[AVAILABLE DATA]:

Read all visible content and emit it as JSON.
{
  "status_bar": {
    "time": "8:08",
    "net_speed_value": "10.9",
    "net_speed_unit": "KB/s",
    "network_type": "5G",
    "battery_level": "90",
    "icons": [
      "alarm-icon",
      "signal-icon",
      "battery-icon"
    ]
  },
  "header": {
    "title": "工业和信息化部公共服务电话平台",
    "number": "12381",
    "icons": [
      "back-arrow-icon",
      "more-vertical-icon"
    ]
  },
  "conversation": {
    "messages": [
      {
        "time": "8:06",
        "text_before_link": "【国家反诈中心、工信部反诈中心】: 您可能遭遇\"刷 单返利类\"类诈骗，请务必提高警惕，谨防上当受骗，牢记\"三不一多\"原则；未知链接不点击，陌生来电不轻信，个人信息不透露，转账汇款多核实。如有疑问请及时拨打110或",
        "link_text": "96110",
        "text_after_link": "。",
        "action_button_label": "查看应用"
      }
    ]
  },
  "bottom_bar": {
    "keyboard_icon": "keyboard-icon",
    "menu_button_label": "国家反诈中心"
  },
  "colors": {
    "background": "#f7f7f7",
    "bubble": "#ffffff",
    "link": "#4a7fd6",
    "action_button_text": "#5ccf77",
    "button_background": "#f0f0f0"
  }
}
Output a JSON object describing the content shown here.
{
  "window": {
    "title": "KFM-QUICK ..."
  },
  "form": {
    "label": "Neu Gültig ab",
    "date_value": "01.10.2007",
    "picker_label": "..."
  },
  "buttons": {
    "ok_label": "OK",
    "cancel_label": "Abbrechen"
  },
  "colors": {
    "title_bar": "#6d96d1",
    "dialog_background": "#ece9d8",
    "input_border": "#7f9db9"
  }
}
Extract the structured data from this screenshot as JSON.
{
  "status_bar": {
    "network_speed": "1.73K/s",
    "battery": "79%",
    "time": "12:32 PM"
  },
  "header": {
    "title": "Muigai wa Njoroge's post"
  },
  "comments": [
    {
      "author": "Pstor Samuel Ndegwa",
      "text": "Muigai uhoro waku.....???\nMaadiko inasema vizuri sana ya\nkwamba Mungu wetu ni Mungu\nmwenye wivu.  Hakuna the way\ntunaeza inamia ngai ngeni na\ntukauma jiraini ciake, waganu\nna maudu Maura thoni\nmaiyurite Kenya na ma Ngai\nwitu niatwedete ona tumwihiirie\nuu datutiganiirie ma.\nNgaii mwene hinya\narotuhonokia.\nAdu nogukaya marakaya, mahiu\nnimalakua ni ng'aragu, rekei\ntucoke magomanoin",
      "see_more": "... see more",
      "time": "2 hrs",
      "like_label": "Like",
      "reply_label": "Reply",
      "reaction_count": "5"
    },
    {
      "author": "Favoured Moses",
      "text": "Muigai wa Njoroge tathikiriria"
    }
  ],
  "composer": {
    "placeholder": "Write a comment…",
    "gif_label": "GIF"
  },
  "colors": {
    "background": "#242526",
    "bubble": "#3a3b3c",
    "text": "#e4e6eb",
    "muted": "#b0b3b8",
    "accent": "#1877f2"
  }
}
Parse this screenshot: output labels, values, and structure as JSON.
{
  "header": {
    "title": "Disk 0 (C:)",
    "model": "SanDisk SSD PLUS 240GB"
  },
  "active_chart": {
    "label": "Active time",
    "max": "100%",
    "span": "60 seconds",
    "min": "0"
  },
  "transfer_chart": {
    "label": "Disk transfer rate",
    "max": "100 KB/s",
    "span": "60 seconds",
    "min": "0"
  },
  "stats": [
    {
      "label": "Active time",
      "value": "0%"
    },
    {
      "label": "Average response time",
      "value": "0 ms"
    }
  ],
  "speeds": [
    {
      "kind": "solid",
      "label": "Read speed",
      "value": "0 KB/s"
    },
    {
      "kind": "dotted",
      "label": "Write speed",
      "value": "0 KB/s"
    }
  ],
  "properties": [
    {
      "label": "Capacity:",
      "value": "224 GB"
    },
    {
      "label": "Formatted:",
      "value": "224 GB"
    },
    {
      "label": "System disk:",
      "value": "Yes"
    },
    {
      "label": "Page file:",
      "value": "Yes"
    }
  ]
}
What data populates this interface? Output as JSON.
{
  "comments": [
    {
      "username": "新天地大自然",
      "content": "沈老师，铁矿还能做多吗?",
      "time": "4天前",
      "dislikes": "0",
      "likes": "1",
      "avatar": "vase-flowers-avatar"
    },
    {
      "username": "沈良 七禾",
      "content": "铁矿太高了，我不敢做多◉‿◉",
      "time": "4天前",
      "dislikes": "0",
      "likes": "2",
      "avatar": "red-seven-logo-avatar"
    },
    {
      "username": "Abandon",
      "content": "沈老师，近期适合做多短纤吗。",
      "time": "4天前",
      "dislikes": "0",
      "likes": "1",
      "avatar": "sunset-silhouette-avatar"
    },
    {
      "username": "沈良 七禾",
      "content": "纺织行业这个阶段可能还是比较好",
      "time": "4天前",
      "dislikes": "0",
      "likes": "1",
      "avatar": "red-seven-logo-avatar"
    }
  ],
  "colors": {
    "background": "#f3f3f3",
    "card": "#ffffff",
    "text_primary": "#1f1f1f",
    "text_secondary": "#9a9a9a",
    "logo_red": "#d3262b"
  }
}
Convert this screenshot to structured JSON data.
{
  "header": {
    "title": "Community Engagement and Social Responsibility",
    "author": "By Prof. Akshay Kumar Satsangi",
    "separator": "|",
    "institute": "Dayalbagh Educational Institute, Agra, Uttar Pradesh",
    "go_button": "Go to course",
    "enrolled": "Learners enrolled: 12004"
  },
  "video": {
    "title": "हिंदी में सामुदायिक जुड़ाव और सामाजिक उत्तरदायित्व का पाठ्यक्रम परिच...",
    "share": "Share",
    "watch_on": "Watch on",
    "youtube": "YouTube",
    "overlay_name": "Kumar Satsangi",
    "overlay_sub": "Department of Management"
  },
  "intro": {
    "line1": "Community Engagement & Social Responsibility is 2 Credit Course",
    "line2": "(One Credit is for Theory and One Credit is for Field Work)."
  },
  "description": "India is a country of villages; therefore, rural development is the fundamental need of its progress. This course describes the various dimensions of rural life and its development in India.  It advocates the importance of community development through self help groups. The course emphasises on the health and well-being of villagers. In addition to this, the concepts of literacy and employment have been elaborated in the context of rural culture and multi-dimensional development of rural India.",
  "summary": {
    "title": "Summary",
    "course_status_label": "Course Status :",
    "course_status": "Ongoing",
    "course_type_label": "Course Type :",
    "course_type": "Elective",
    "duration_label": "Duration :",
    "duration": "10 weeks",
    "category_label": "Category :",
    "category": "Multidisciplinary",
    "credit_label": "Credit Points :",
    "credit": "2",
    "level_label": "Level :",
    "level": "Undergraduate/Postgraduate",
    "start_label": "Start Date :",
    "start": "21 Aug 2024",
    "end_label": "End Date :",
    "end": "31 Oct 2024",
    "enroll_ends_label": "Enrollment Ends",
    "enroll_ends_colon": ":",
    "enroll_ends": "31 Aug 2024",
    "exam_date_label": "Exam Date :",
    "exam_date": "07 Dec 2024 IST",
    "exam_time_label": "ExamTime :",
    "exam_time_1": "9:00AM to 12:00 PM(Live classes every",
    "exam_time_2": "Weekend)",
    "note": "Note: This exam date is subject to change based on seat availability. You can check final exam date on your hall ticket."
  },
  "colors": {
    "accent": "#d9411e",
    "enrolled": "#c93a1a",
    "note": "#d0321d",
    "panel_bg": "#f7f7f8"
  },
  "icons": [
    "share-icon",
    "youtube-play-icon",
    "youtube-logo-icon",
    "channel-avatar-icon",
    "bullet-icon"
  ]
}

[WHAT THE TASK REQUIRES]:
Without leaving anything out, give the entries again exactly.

[TASK OUTPUT]:
Read all visible content and emit it as JSON.
{
  "status_bar": {
    "time": "8:08",
    "net_speed_value": "10.9",
    "net_speed_unit": "KB/s",
    "network_type": "5G",
    "battery_level": "90",
    "icons": [
      "alarm-icon",
      "signal-icon",
      "battery-icon"
    ]
  },
  "header": {
    "title": "工业和信息化部公共服务电话平台",
    "number": "12381",
    "icons": [
      "back-arrow-icon",
      "more-vertical-icon"
    ]
  },
  "conversation": {
    "messages": [
      {
        "time": "8:06",
        "text_before_link": "【国家反诈中心、工信部反诈中心】: 您可能遭遇\"刷 单返利类\"类诈骗，请务必提高警惕，谨防上当受骗，牢记\"三不一多\"原则；未知链接不点击，陌生来电不轻信，个人信息不透露，转账汇款多核实。如有疑问请及时拨打110或",
        "link_text": "96110",
        "text_after_link": "。",
        "action_button_label": "查看应用"
      }
    ]
  },
  "bottom_bar": {
    "keyboard_icon": "keyboard-icon",
    "menu_button_label": "国家反诈中心"
  },
  "colors": {
    "background": "#f7f7f7",
    "bubble": "#ffffff",
    "link": "#4a7fd6",
    "action_button_text": "#5ccf77",
    "button_background": "#f0f0f0"
  }
}
Output a JSON object describing the content shown here.
{
  "window": {
    "title": "KFM-QUICK ..."
  },
  "form": {
    "label": "Neu Gültig ab",
    "date_value": "01.10.2007",
    "picker_label": "..."
  },
  "buttons": {
    "ok_label": "OK",
    "cancel_label": "Abbrechen"
  },
  "colors": {
    "title_bar": "#6d96d1",
    "dialog_background": "#ece9d8",
    "input_border": "#7f9db9"
  }
}
Extract the structured data from this screenshot as JSON.
{
  "status_bar": {
    "network_speed": "1.73K/s",
    "battery": "79%",
    "time": "12:32 PM"
  },
  "header": {
    "title": "Muigai wa Njoroge's post"
  },
  "comments": [
    {
      "author": "Pstor Samuel Ndegwa",
      "text": "Muigai uhoro waku.....???\nMaadiko inasema vizuri sana ya\nkwamba Mungu wetu ni Mungu\nmwenye wivu.  Hakuna the way\ntunaeza inamia ngai ngeni na\ntukauma jiraini ciake, waganu\nna maudu Maura thoni\nmaiyurite Kenya na ma Ngai\nwitu niatwedete ona tumwihiirie\nuu datutiganiirie ma.\nNgaii mwene hinya\narotuhonokia.\nAdu nogukaya marakaya, mahiu\nnimalakua ni ng'aragu, rekei\ntucoke magomanoin",
      "see_more": "... see more",
      "time": "2 hrs",
      "like_label": "Like",
      "reply_label": "Reply",
      "reaction_count": "5"
    },
    {
      "author": "Favoured Moses",
      "text": "Muigai wa Njoroge tathikiriria"
    }
  ],
  "composer": {
    "placeholder": "Write a comment…",
    "gif_label": "GIF"
  },
  "colors": {
    "background": "#242526",
    "bubble": "#3a3b3c",
    "text": "#e4e6eb",
    "muted": "#b0b3b8",
    "accent": "#1877f2"
  }
}
Parse this screenshot: output labels, values, and structure as JSON.
{
  "header": {
    "title": "Disk 0 (C:)",
    "model": "SanDisk SSD PLUS 240GB"
  },
  "active_chart": {
    "label": "Active time",
    "max": "100%",
    "span": "60 seconds",
    "min": "0"
  },
  "transfer_chart": {
    "label": "Disk transfer rate",
    "max": "100 KB/s",
    "span": "60 seconds",
    "min": "0"
  },
  "stats": [
    {
      "label": "Active time",
      "value": "0%"
    },
    {
      "label": "Average response time",
      "value": "0 ms"
    }
  ],
  "speeds": [
    {
      "kind": "solid",
      "label": "Read speed",
      "value": "0 KB/s"
    },
    {
      "kind": "dotted",
      "label": "Write speed",
      "value": "0 KB/s"
    }
  ],
  "properties": [
    {
      "label": "Capacity:",
      "value": "224 GB"
    },
    {
      "label": "Formatted:",
      "value": "224 GB"
    },
    {
      "label": "System disk:",
      "value": "Yes"
    },
    {
      "label": "Page file:",
      "value": "Yes"
    }
  ]
}
What data populates this interface? Output as JSON.
{
  "comments": [
    {
      "username": "新天地大自然",
      "content": "沈老师，铁矿还能做多吗?",
      "time": "4天前",
      "dislikes": "0",
      "likes": "1",
      "avatar": "vase-flowers-avatar"
    },
    {
      "username": "沈良 七禾",
      "content": "铁矿太高了，我不敢做多◉‿◉",
      "time": "4天前",
      "dislikes": "0",
      "likes": "2",
      "avatar": "red-seven-logo-avatar"
    },
    {
      "username": "Abandon",
      "content": "沈老师，近期适合做多短纤吗。",
      "time": "4天前",
      "dislikes": "0",
      "likes": "1",
      "avatar": "sunset-silhouette-avatar"
    },
    {
      "username": "沈良 七禾",
      "content": "纺织行业这个阶段可能还是比较好",
      "time": "4天前",
      "dislikes": "0",
      "likes": "1",
      "avatar": "red-seven-logo-avatar"
    }
  ],
  "colors": {
    "background": "#f3f3f3",
    "card": "#ffffff",
    "text_primary": "#1f1f1f",
    "text_secondary": "#9a9a9a",
    "logo_red": "#d3262b"
  }
}
Convert this screenshot to structured JSON data.
{
  "header": {
    "title": "Community Engagement and Social Responsibility",
    "author": "By Prof. Akshay Kumar Satsangi",
    "separator": "|",
    "institute": "Dayalbagh Educational Institute, Agra, Uttar Pradesh",
    "go_button": "Go to course",
    "enrolled": "Learners enrolled: 12004"
  },
  "video": {
    "title": "हिंदी में सामुदायिक जुड़ाव और सामाजिक उत्तरदायित्व का पाठ्यक्रम परिच...",
    "share": "Share",
    "watch_on": "Watch on",
    "youtube": "YouTube",
    "overlay_name": "Kumar Satsangi",
    "overlay_sub": "Department of Management"
  },
  "intro": {
    "line1": "Community Engagement & Social Responsibility is 2 Credit Course",
    "line2": "(One Credit is for Theory and One Credit is for Field Work)."
  },
  "description": "India is a country of villages; therefore, rural development is the fundamental need of its progress. This course describes the various dimensions of rural life and its development in India.  It advocates the importance of community development through self help groups. The course emphasises on the health and well-being of villagers. In addition to this, the concepts of literacy and employment have been elaborated in the context of rural culture and multi-dimensional development of rural India.",
  "summary": {
    "title": "Summary",
    "course_status_label": "Course Status :",
    "course_status": "Ongoing",
    "course_type_label": "Course Type :",
    "course_type": "Elective",
    "duration_label": "Duration :",
    "duration": "10 weeks",
    "category_label": "Category :",
    "category": "Multidisciplinary",
    "credit_label": "Credit Points :",
    "credit": "2",
    "level_label": "Level :",
    "level": "Undergraduate/Postgraduate",
    "start_label": "Start Date :",
    "start": "21 Aug 2024",
    "end_label": "End Date :",
    "end": "31 Oct 2024",
    "enroll_ends_label": "Enrollment Ends",
    "enroll_ends_colon": ":",
    "enroll_ends": "31 Aug 2024",
    "exam_date_label": "Exam Date :",
    "exam_date": "07 Dec 2024 IST",
    "exam_time_label": "ExamTime :",
    "exam_time_1": "9:00AM to 12:00 PM(Live classes every",
    "exam_time_2": "Weekend)",
    "note": "Note: This exam date is subject to change based on seat availability. You can check final exam date on your hall ticket."
  },
  "colors": {
    "accent": "#d9411e",
    "enrolled": "#c93a1a",
    "note": "#d0321d",
    "panel_bg": "#f7f7f8"
  },
  "icons": [
    "share-icon",
    "youtube-play-icon",
    "youtube-logo-icon",
    "channel-avatar-icon",
    "bullet-icon"
  ]
}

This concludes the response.